That is a bit of an exaggeration but they do get stressed fairly easily by all sorts of things. Change in feed, new flock members, stranger in the chicken yard, heat stress or any number of odd incidents around them. Try to keep their stress levels minimal but be aware there are some things you cannot control such as the weather.

Weather

Heat stress can cause the ladies to go off lay.

Most chickens really do not do well in high temperatures.

You can help them out by setting out pans of cold water for them to stand in, adding a sprinkler in the yard, giving them cool areas to sit in add adding ice to the water.

Light

To lay eggs hens need at least fourteen hours of daylight.

This will happen during the winter and this egg shutdown is a natural process. It lets the hens take a break for their health and prepare for the spring. If you do not want your chickens to rest you are going to need to add daylight in the form of a light bulb.

Old Age

Unfortunately this is something that you cannot do anything about.
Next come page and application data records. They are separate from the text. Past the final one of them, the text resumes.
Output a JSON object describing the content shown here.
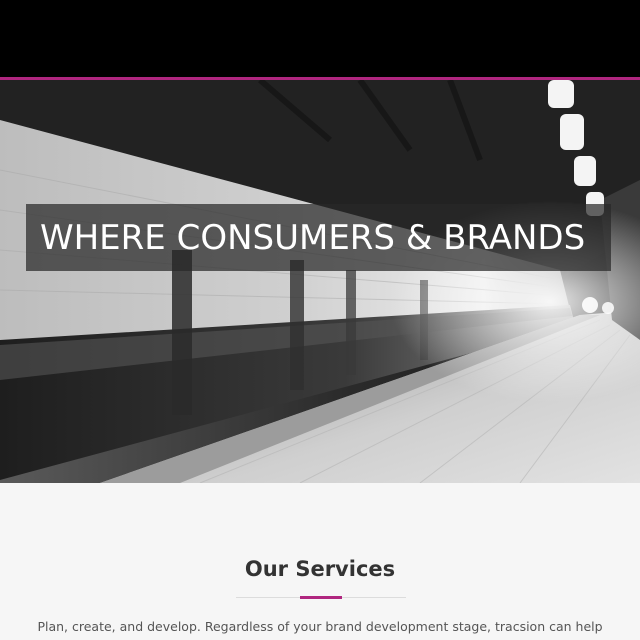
{
  "header": {
    "background_color": "#000000",
    "accent_color": "#b0267f"
  },
  "hero": {
    "title": "WHERE CONSUMERS & BRANDS",
    "image": "subway-platform-photo"
  },
  "services": {
    "title": "Our Services",
    "description": "Plan, create, and develop. Regardless of your brand development stage, tracsion can help"
  }
}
Once a hen has come to the end of her laying cycle then that is it. She may lay the occasional egg here and there but do not expect much from her in the way of produce. Three to four years is the average end of steady egg laying activities.
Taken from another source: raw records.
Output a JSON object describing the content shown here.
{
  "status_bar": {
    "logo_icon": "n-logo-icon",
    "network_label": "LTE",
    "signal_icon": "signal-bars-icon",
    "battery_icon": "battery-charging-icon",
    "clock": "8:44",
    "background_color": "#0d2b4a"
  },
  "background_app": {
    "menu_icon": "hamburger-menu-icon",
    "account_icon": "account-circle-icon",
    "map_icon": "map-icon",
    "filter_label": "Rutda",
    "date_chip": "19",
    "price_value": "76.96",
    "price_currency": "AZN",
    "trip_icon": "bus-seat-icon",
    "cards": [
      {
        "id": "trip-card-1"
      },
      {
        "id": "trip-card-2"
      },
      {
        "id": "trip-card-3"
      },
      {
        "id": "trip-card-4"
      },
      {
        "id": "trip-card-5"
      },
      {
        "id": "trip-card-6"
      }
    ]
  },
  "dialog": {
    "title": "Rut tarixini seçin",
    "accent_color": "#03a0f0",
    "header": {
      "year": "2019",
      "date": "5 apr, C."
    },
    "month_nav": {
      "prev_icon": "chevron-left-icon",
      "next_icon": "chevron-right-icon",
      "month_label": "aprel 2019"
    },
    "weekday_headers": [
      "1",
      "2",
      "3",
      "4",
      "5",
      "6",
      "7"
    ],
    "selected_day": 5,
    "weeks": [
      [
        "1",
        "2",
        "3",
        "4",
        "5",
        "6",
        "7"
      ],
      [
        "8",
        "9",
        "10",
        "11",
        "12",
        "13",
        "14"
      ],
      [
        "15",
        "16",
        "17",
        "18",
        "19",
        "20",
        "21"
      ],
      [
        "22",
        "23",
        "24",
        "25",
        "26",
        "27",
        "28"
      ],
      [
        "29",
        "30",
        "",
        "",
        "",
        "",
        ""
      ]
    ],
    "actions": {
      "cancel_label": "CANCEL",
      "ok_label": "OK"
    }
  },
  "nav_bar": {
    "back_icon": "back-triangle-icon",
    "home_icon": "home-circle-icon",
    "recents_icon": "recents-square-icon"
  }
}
Over Breeding

The final reason we will discuss here is over breeding.

An overly amorous or aggressive rooster can cause all sorts of problems for your hens and this includes no egg laying. If your hens are feeling stressed by him they will stop laying eggs until the source of the stress is removed. Also if hens are being constantly bred they can get injured or debilitated much more easily.

Summary

After reading this article you now know how to select the best laying breeds.

You also know how long you can expect your hens to keep on laying those delicious little eggs.

Hens can only lay for a certain number of years before their bodies cannot produce eggs any more. However if you keep them happy and healthy they will lay their best for you.

It is really not that hard to keep your hens happy. They just needs the basics like shelter, food, water and nesting boxes.

Apart from eggs I have found that chickens can supply a great deal of relaxation therapy and smiles. I hope you find the same, let us know in the comments below…

Chris Lesley Bio Picture
Chris Lesley has been Raising Chickens for over 20 years and is a fourth generation chicken keeper. She can remember being a young child when her grandad first taught her how to hold and care for chickens. She also holds a certificate in Animal Behavior and Welfare and is interested in backyard chicken health and care.

1 Comment

  1. We have some wonderful, beautiful, talkative, smart & affectionate Sapphire gems (I believe they are a hybrid-heritage cross?). The girls whom I’ve only had since 9 weeks old, started laying on Christmas morning at about 6 months old.

Leave a Reply to Sister James Cancel reply

Your email address will not be published.


*